» Task directions
In the data below, which lines hold the word "score"? Copy them.
START Available data
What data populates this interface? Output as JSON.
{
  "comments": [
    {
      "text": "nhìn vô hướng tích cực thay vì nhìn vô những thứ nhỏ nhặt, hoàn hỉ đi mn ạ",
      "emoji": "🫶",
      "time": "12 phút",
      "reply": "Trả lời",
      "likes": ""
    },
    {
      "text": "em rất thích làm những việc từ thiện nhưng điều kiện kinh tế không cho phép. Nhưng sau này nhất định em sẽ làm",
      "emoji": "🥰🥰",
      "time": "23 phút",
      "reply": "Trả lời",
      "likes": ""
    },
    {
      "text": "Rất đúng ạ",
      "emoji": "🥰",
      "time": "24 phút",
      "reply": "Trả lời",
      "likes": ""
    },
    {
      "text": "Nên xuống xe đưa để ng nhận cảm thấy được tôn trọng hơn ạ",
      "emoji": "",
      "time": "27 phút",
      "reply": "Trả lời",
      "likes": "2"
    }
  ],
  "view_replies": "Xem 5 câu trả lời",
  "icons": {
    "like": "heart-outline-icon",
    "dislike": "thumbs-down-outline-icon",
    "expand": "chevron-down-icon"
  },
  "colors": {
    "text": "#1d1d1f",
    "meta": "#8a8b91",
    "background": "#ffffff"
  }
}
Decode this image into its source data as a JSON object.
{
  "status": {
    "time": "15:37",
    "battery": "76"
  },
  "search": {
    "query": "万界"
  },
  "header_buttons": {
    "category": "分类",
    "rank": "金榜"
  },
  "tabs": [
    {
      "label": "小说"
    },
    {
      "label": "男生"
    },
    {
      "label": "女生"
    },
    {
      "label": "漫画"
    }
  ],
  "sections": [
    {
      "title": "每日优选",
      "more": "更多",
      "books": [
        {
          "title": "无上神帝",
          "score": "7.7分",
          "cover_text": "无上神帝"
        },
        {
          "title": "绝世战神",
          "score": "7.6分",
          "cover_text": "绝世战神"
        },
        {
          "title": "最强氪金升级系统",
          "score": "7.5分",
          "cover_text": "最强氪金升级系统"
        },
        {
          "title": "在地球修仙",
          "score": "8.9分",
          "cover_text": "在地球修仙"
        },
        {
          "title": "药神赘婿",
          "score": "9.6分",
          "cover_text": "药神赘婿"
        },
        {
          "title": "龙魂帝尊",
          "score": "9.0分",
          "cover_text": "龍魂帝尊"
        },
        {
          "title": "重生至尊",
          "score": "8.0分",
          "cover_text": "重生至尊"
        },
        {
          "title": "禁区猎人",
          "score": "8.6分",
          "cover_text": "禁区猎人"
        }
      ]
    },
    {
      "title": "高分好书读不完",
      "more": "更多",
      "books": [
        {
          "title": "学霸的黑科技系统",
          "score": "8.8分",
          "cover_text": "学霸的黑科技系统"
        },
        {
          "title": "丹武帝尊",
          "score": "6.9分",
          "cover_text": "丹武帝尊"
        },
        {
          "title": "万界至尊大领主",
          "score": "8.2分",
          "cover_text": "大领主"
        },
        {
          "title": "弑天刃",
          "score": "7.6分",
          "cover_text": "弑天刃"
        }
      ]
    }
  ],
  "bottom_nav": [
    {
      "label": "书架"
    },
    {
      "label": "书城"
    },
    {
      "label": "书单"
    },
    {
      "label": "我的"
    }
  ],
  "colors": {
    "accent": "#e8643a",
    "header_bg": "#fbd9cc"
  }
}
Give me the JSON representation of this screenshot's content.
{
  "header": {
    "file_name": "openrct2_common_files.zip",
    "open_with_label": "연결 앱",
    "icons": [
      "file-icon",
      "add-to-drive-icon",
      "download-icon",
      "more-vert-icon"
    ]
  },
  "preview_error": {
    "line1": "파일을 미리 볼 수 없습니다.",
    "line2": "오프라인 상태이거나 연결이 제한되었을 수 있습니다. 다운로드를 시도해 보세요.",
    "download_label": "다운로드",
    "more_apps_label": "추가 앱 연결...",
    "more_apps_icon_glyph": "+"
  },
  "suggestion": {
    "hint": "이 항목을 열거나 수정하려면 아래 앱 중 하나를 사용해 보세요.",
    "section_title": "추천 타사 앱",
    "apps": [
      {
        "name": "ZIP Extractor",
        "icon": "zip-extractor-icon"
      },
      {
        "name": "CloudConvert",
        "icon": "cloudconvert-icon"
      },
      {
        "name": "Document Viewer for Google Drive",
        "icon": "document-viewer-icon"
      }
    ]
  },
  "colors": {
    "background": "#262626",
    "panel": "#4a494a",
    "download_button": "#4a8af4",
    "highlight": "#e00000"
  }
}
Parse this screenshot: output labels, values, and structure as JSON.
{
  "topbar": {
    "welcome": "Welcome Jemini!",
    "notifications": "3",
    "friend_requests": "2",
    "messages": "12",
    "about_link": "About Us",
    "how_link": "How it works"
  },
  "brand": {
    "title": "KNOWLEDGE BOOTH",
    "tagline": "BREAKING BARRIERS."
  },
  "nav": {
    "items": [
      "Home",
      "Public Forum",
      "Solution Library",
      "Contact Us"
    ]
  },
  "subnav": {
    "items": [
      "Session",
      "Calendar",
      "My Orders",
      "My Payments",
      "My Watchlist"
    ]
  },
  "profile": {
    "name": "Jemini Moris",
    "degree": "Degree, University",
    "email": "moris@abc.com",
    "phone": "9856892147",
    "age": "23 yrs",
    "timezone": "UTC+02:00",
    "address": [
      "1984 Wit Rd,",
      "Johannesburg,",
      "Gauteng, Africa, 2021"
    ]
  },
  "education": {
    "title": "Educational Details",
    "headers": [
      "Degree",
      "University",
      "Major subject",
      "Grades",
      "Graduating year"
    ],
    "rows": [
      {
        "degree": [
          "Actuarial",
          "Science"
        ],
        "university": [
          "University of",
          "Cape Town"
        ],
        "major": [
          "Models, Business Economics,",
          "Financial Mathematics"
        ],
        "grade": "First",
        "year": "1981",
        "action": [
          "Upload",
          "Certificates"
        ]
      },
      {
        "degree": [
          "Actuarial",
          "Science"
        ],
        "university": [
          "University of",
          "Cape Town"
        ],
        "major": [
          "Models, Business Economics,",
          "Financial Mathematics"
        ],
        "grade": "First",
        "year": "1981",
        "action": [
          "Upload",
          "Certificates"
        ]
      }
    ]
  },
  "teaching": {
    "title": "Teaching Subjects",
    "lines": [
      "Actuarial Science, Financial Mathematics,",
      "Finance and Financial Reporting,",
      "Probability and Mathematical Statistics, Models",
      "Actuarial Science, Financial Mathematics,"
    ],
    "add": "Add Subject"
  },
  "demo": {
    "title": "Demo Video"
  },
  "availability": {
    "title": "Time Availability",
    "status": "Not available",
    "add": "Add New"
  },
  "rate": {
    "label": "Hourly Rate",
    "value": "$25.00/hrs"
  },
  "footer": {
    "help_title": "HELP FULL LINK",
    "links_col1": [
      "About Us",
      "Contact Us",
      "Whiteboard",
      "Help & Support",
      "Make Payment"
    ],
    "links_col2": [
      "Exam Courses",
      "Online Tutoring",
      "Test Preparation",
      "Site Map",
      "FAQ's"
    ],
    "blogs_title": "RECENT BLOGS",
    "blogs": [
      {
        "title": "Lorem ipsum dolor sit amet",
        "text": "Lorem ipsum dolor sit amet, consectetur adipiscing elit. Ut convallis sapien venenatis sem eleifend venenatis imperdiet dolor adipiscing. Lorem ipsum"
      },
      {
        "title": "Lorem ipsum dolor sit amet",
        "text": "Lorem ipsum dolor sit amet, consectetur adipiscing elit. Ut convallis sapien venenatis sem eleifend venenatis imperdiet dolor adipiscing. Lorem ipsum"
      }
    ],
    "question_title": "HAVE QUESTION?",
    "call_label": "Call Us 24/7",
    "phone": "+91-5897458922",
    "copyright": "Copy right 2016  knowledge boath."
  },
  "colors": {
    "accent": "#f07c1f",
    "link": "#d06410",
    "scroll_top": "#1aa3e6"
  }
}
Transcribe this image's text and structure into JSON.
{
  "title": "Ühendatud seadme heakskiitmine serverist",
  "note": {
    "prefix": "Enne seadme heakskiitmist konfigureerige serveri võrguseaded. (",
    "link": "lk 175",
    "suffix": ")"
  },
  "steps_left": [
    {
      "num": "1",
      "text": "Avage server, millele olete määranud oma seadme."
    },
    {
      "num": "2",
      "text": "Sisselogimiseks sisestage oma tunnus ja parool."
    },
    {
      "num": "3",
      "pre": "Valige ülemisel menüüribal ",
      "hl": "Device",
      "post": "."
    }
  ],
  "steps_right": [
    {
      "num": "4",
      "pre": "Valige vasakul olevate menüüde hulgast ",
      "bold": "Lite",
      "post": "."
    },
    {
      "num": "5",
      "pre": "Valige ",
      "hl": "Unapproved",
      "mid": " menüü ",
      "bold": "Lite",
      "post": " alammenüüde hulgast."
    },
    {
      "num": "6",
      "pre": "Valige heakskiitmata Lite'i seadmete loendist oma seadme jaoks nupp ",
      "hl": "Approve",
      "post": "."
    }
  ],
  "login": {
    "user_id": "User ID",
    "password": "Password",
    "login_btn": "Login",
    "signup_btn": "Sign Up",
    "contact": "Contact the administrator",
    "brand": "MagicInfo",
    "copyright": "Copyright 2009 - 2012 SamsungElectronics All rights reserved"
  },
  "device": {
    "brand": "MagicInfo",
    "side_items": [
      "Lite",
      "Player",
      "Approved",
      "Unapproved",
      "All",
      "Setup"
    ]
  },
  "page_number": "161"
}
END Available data
» Result for this exercise
          "score": "7.7分",
          "score": "7.6分",
          "score": "7.5分",
          "score": "8.9分",
          "score": "9.6分",
          "score": "9.0分",
          "score": "8.0分",
          "score": "8.6分",
          "score": "8.8分",
          "score": "6.9分",
          "score": "8.2分",
          "score": "7.6分",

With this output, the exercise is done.